* YOUR OBJECTIVE: Copy all lines in the data that contain the string "subtitle".

---------- DATASET RECORDS ----------

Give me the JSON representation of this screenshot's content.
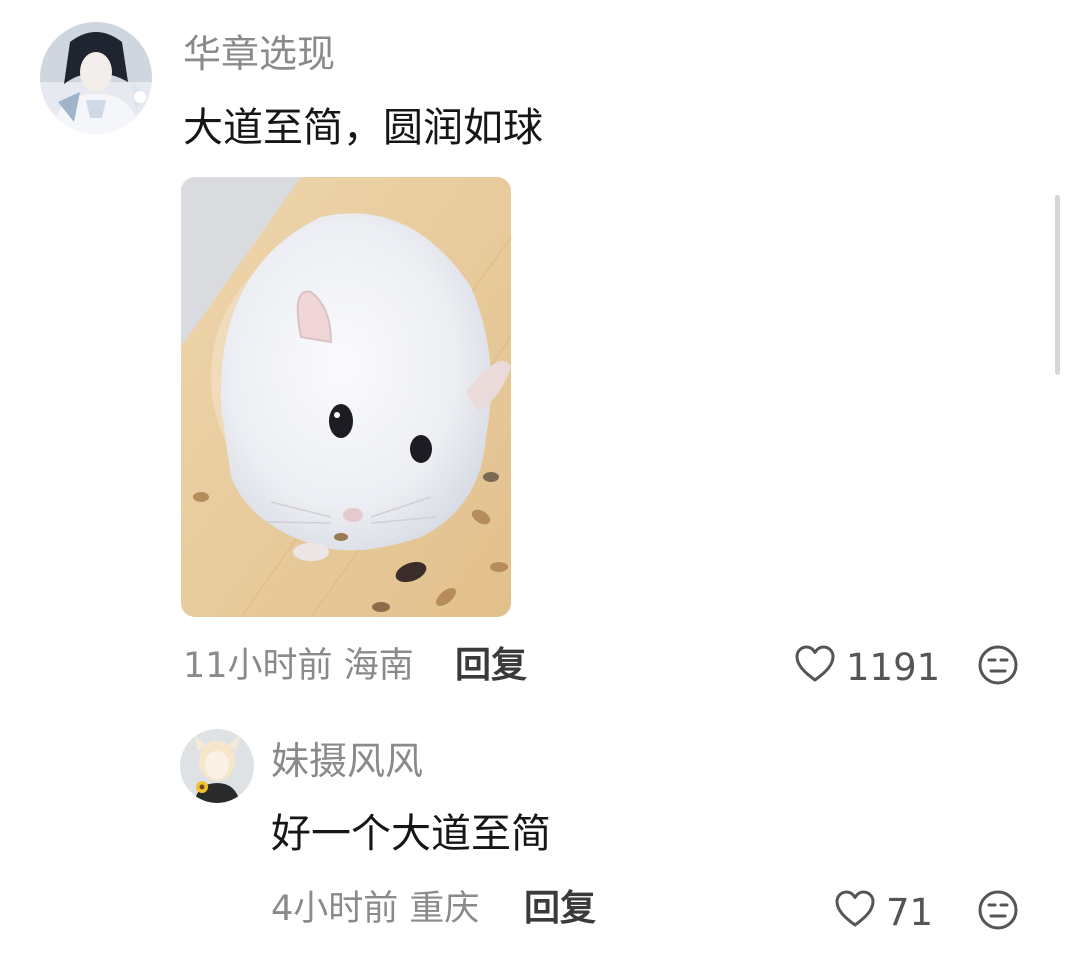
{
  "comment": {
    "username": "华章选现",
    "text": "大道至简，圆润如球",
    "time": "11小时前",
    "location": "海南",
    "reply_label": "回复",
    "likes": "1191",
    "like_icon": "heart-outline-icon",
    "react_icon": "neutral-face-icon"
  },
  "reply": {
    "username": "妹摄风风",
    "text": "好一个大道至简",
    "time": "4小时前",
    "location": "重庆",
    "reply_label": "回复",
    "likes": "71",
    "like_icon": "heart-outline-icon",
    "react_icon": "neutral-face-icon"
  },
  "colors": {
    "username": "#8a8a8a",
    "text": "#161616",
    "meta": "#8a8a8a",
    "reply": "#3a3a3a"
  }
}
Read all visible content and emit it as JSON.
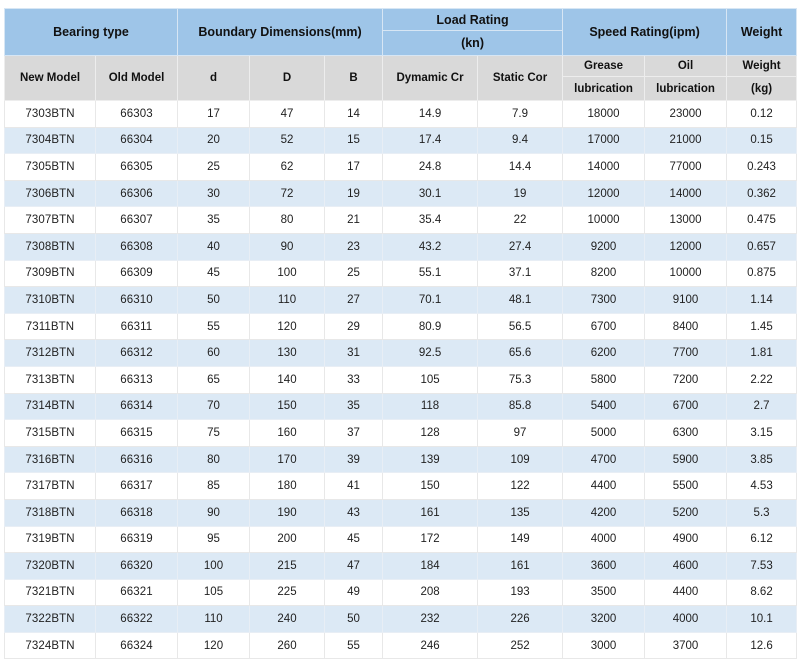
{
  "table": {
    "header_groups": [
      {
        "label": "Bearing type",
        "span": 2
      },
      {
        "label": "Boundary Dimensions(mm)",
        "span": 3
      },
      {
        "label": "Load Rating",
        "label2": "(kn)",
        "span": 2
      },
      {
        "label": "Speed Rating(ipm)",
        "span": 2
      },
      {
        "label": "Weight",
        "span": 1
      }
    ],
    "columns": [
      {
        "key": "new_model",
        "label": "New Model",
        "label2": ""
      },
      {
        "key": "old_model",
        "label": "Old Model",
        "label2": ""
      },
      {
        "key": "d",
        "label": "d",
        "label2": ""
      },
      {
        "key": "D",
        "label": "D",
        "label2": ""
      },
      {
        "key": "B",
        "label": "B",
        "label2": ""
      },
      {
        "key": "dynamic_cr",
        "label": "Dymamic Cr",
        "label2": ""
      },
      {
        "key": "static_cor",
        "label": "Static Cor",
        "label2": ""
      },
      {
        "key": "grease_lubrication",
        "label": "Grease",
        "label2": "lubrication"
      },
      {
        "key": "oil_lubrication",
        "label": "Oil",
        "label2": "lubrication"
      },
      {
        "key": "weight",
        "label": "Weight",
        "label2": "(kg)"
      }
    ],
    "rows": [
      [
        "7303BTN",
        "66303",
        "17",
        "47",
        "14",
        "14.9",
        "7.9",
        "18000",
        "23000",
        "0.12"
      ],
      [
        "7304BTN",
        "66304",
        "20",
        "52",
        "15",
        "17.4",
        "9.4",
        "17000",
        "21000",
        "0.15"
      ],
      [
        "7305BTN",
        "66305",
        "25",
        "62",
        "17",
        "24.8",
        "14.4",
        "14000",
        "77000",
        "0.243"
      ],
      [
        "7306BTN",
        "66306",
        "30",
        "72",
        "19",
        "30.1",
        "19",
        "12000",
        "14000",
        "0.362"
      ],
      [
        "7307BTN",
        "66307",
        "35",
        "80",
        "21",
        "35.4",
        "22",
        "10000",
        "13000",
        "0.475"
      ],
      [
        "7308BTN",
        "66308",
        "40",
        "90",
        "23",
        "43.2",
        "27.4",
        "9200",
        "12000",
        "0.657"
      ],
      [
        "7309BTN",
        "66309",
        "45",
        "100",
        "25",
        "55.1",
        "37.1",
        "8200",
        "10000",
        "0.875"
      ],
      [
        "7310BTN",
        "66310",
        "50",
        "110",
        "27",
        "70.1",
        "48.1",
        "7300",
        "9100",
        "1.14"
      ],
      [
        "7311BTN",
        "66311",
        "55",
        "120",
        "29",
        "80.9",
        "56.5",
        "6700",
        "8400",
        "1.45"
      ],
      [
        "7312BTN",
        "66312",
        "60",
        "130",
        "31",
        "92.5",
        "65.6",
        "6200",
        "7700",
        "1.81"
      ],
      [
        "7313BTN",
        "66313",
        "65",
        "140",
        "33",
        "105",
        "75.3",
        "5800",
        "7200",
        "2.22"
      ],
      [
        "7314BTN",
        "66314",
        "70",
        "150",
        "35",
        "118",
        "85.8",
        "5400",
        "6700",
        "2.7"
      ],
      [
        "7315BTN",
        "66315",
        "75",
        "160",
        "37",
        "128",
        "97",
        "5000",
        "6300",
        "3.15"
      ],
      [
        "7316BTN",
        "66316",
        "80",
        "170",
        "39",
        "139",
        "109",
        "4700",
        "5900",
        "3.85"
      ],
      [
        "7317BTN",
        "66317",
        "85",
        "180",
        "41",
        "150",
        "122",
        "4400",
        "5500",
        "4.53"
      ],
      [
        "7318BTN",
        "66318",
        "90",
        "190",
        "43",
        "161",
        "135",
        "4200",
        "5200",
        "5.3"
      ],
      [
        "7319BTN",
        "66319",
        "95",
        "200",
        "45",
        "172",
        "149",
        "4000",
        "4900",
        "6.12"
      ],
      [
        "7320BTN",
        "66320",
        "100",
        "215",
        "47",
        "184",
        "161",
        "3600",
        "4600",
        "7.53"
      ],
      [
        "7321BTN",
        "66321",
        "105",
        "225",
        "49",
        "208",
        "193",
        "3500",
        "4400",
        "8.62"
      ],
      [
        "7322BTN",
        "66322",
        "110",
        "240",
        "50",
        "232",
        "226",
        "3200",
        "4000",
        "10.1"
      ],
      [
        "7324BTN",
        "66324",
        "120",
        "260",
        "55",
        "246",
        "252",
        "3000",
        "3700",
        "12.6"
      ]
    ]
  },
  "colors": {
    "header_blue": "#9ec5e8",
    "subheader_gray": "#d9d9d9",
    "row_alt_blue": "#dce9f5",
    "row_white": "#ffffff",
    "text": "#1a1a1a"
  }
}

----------
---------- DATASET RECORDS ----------

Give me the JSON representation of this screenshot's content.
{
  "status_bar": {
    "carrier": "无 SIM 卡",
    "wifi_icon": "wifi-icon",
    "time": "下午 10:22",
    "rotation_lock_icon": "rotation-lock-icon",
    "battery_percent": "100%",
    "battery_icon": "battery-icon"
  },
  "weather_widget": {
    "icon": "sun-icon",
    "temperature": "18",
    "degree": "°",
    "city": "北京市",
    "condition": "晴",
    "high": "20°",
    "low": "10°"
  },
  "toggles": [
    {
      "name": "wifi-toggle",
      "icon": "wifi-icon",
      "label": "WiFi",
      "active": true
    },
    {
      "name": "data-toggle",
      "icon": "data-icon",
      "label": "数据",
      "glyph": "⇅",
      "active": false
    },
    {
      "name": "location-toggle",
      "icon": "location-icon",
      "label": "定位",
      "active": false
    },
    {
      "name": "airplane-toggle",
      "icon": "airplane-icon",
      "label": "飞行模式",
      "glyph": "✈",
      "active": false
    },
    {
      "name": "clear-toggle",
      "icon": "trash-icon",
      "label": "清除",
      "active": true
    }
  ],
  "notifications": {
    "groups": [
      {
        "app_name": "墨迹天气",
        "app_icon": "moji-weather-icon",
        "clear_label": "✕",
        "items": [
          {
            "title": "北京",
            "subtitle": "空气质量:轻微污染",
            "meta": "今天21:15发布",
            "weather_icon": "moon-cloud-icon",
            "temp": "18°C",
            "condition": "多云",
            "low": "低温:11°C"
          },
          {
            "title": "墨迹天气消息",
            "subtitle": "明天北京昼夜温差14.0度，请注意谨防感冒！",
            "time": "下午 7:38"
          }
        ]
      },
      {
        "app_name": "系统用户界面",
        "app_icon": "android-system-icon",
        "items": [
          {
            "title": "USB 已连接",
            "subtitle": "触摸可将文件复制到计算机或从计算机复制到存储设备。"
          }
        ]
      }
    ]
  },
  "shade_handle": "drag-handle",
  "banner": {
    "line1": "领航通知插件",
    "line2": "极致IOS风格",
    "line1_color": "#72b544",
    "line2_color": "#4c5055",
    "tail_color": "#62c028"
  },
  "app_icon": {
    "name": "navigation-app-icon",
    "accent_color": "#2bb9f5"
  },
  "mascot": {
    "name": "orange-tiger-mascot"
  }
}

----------

* EXERCISE OUTPUT:
            "subtitle": "空气质量:轻微污染",
            "subtitle": "明天北京昼夜温差14.0度，请注意谨防感冒！",
            "subtitle": "触摸可将文件复制到计算机或从计算机复制到存储设备。"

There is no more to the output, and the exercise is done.